- I'd eat mashed potatoes with anything, honestly. Try my Smothered Chicken or Creamy Spinach Mushroom Pork Chops or these Garlic Butter Steak Bites for some inspiration. Add in some Easy Roasted Green Beans, and it's a winning meal anytime.
Leftovers and storage
- Leftover mashed potatoes will keep for a few days in the fridge in a covered container.
- To reheat, warm them over a low heat in a covered saucepan. You'll probably want to add a splash more cream, and then simply re-mash them.
- I don't recommend freezing these mashed potato leftovers since there's dairy. The texture may change.
If you made these mashed potatoes with a cheesy twist, let me know what you think in the comments below! Questions? Don't hesitate to ask. You can also find me on Instagram.
Boursin Mashed Potatoes
- 3 pounds Yukon Gold or Russet potatoes
- 1/2 cup butter (1 stick) softened
- 1/2 cup heavy/whipping cream
- 1 (5.2 oz/150g) packsge Boursin cheese softened
- 2-3 cloves garlic minced
- 1/2 teaspoon salt see note
- Pepper to taste
- Fresh chives chopped, optional
- I didn't peel the Yukon Golds I used for this recipe, but you can if you prefer (or peel half of them). Cut the potatoes into halves (or thirds if they're large). Add them to a large pot of salted water and boil until a sharp knife easily pierces them.
- Meanwhile, while the potatoes are boiling, add the butter, cream, Boursin, garlic, and salt & pepper to a small saucepan over low heat. Let it slowly warm through (turn off the heat once it's warm or it'll get too thick). Stir occasionally.
- Drain the potatoes and leave them in the pot.

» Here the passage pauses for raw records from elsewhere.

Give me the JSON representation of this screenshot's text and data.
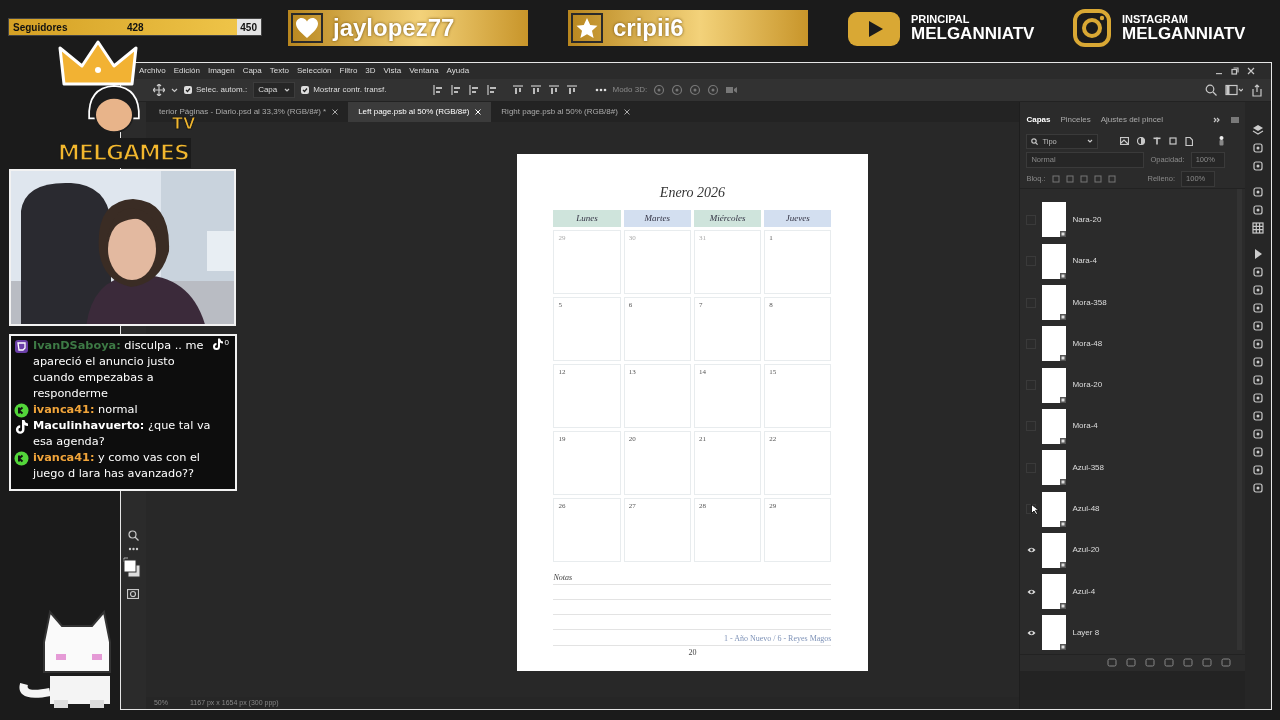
{
  "overlay": {
    "followers": {
      "label": "Seguidores",
      "count": "428",
      "goal": "450",
      "level": 0.951
    },
    "banners": [
      {
        "kind": "heart",
        "name": "jaylopez77"
      },
      {
        "kind": "star",
        "name": "cripii6"
      }
    ],
    "socials": [
      {
        "kind": "youtube",
        "caption": "PRINCIPAL",
        "handle": "MELGANNIATV"
      },
      {
        "kind": "instagram",
        "caption": "INSTAGRAM",
        "handle": "MELGANNIATV"
      }
    ],
    "logo": {
      "title": "MELGAMES",
      "badge": "TV"
    },
    "chat": {
      "tiktok_count": "0",
      "messages": [
        {
          "kind": "twitch",
          "user": "IvanDSaboya:",
          "color": "#3d7a45",
          "text": "disculpa .. me apareció el anuncio justo cuando empezabas a responderme"
        },
        {
          "kind": "kick",
          "user": "ivanca41:",
          "color": "#f0a43a",
          "text": "normal"
        },
        {
          "kind": "tiktok",
          "user": "Maculinhavuerto:",
          "color": "#ffffff",
          "text": "¿que tal va esa agenda?"
        },
        {
          "kind": "kick",
          "user": "ivanca41:",
          "color": "#f0a43a",
          "text": "y como vas con el juego d lara has avanzado??"
        }
      ]
    }
  },
  "photoshop": {
    "menu": [
      "Archivo",
      "Edición",
      "Imagen",
      "Capa",
      "Texto",
      "Selección",
      "Filtro",
      "3D",
      "Vista",
      "Ventana",
      "Ayuda"
    ],
    "options": {
      "auto_select": {
        "label": "Selec. autom.:",
        "checked": true
      },
      "auto_select_target": "Capa",
      "show_transform": {
        "label": "Mostrar contr. transf.",
        "checked": true
      },
      "mode_3d": "Modo 3D:"
    },
    "tabs": [
      {
        "label": "terior Páginas - Diario.psd al 33,3% (RGB/8#) *",
        "selected": false
      },
      {
        "label": "Left page.psb al 50% (RGB/8#)",
        "selected": true
      },
      {
        "label": "Right page.psb al 50% (RGB/8#)",
        "selected": false
      }
    ],
    "document": {
      "title": "Enero 2026",
      "days": [
        {
          "label": "Lunes",
          "color": "#cfe4dc"
        },
        {
          "label": "Martes",
          "color": "#d3dff0"
        },
        {
          "label": "Miércoles",
          "color": "#cfe4dc"
        },
        {
          "label": "Jueves",
          "color": "#d3dff0"
        }
      ],
      "weeks": [
        [
          {
            "day": "29",
            "outside": true
          },
          {
            "day": "30",
            "outside": true
          },
          {
            "day": "31",
            "outside": true
          },
          {
            "day": "1",
            "outside": false
          }
        ],
        [
          {
            "day": "5",
            "outside": false
          },
          {
            "day": "6",
            "outside": false
          },
          {
            "day": "7",
            "outside": false
          },
          {
            "day": "8",
            "outside": false
          }
        ],
        [
          {
            "day": "12",
            "outside": false
          },
          {
            "day": "13",
            "outside": false
          },
          {
            "day": "14",
            "outside": false
          },
          {
            "day": "15",
            "outside": false
          }
        ],
        [
          {
            "day": "19",
            "outside": false
          },
          {
            "day": "20",
            "outside": false
          },
          {
            "day": "21",
            "outside": false
          },
          {
            "day": "22",
            "outside": false
          }
        ],
        [
          {
            "day": "26",
            "outside": false
          },
          {
            "day": "27",
            "outside": false
          },
          {
            "day": "28",
            "outside": false
          },
          {
            "day": "29",
            "outside": false
          }
        ]
      ],
      "notes_label": "Notas",
      "holidays": "1 - Año Nuevo / 6 - Reyes Magos",
      "page_number": "20"
    },
    "status": {
      "zoom": "50%",
      "size": "1167 px x 1654 px (300 ppp)"
    },
    "layers_panel": {
      "tabs": [
        {
          "label": "Capas",
          "selected": true
        },
        {
          "label": "Pinceles",
          "selected": false
        },
        {
          "label": "Ajustes del pincel",
          "selected": false
        }
      ],
      "filter": "Tipo",
      "blend": "Normal",
      "opacity_label": "Opacidad:",
      "opacity": "100%",
      "lock_label": "Bloq.:",
      "fill_label": "Relleno:",
      "fill": "100%",
      "disabled": true,
      "layers": [
        {
          "name": "Nara-20",
          "visible": false
        },
        {
          "name": "Nara-4",
          "visible": false
        },
        {
          "name": "Mora-358",
          "visible": false
        },
        {
          "name": "Mora-48",
          "visible": false
        },
        {
          "name": "Mora-20",
          "visible": false
        },
        {
          "name": "Mora-4",
          "visible": false
        },
        {
          "name": "Azul-358",
          "visible": false
        },
        {
          "name": "Azul-48",
          "visible": false
        },
        {
          "name": "Azul-20",
          "visible": true
        },
        {
          "name": "Azul-4",
          "visible": true
        },
        {
          "name": "Layer 8",
          "visible": true
        }
      ]
    }
  }
}
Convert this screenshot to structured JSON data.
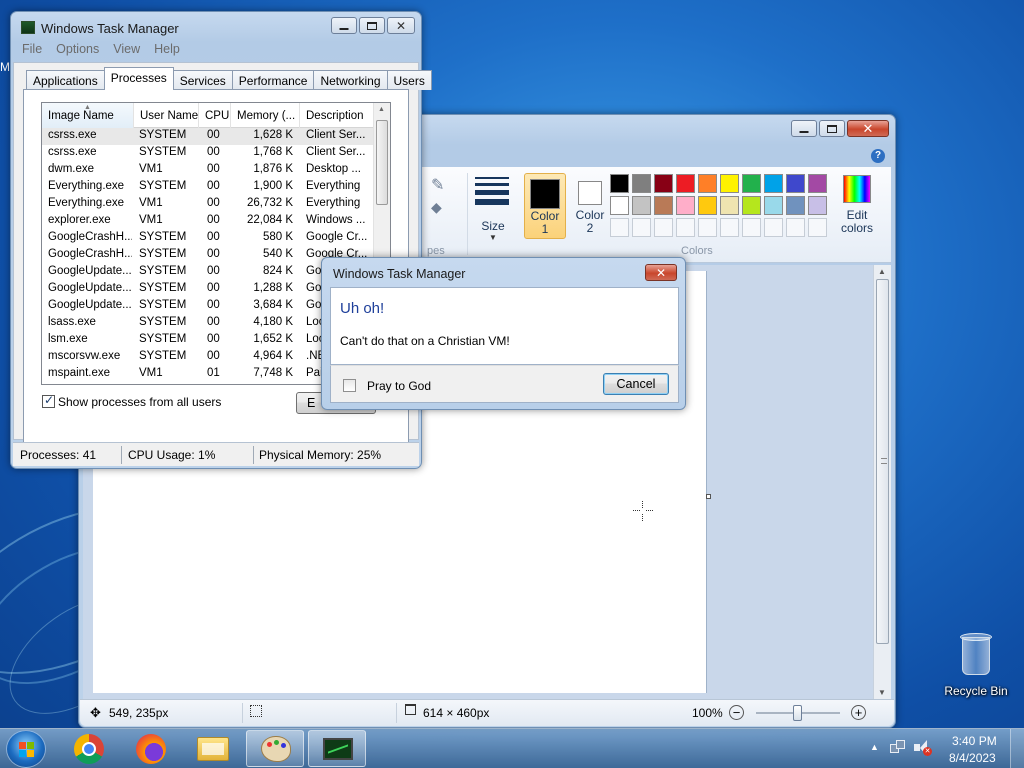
{
  "taskmgr": {
    "title": "Windows Task Manager",
    "menu": [
      "File",
      "Options",
      "View",
      "Help"
    ],
    "tabs": [
      "Applications",
      "Processes",
      "Services",
      "Performance",
      "Networking",
      "Users"
    ],
    "columns": [
      "Image Name",
      "User Name",
      "CPU",
      "Memory (...",
      "Description"
    ],
    "rows": [
      [
        "csrss.exe",
        "SYSTEM",
        "00",
        "1,628 K",
        "Client Ser..."
      ],
      [
        "csrss.exe",
        "SYSTEM",
        "00",
        "1,768 K",
        "Client Ser..."
      ],
      [
        "dwm.exe",
        "VM1",
        "00",
        "1,876 K",
        "Desktop ..."
      ],
      [
        "Everything.exe",
        "SYSTEM",
        "00",
        "1,900 K",
        "Everything"
      ],
      [
        "Everything.exe",
        "VM1",
        "00",
        "26,732 K",
        "Everything"
      ],
      [
        "explorer.exe",
        "VM1",
        "00",
        "22,084 K",
        "Windows ..."
      ],
      [
        "GoogleCrashH...",
        "SYSTEM",
        "00",
        "580 K",
        "Google Cr..."
      ],
      [
        "GoogleCrashH...",
        "SYSTEM",
        "00",
        "540 K",
        "Google Cr..."
      ],
      [
        "GoogleUpdate...",
        "SYSTEM",
        "00",
        "824 K",
        "Goo"
      ],
      [
        "GoogleUpdate...",
        "SYSTEM",
        "00",
        "1,288 K",
        "Goo"
      ],
      [
        "GoogleUpdate...",
        "SYSTEM",
        "00",
        "3,684 K",
        "Goo"
      ],
      [
        "lsass.exe",
        "SYSTEM",
        "00",
        "4,180 K",
        "Loc"
      ],
      [
        "lsm.exe",
        "SYSTEM",
        "00",
        "1,652 K",
        "Loc"
      ],
      [
        "mscorsvw.exe",
        "SYSTEM",
        "00",
        "4,964 K",
        ".NE"
      ],
      [
        "mspaint.exe",
        "VM1",
        "01",
        "7,748 K",
        "Pai"
      ]
    ],
    "show_all_label": "Show processes from all users",
    "show_all_checked": true,
    "end_button": "E",
    "status": {
      "processes": "Processes: 41",
      "cpu": "CPU Usage: 1%",
      "memory": "Physical Memory: 25%"
    }
  },
  "dialog": {
    "title": "Windows Task Manager",
    "heading": "Uh oh!",
    "message": "Can't do that on a Christian VM!",
    "checkbox_label": "Pray to God",
    "cancel": "Cancel"
  },
  "paint": {
    "size_label": "Size",
    "color1_label": "Color\n1",
    "color2_label": "Color\n2",
    "colors_group": "Colors",
    "edit_colors_label": "Edit\ncolors",
    "shapes_group_fragment": "pes",
    "color1_value": "#000000",
    "color2_value": "#ffffff",
    "palette_row1": [
      "#000000",
      "#7f7f7f",
      "#880015",
      "#ed1c24",
      "#ff7f27",
      "#fff200",
      "#22b14c",
      "#00a2e8",
      "#3f48cc",
      "#a349a4"
    ],
    "palette_row2": [
      "#ffffff",
      "#c3c3c3",
      "#b97a57",
      "#ffaec9",
      "#ffc90e",
      "#efe4b0",
      "#b5e61d",
      "#99d9ea",
      "#7092be",
      "#c8bfe7"
    ],
    "status": {
      "cursor": "549, 235px",
      "size": "614 × 460px",
      "zoom": "100%"
    }
  },
  "desktop": {
    "recycle_bin": "Recycle Bin",
    "clock_time": "3:40 PM",
    "clock_date": "8/4/2023",
    "edge_fragment": "M"
  }
}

Pour in half the cream mixture and mash them a bit then add the other half and finish mashing until it's all incorporated and creamy. Try not to over-mash or the potatoes may end up gluey.
- Serve the potatoes with fresh chives sprinkled on top if desired. You could also add a couple extra pats of butter.
- Serves 6-8 depending on portion size.
- 1/2 teaspoon of salt is a starting point - I personally would go up to 1 teaspoon, so taste and adjust as needed.
- Nutritional information is provided as a courtesy only and should be construed as an estimate rather than a guarantee. Ingredients can vary and Salt & Lavender makes no guarantees to the accuracy of this information.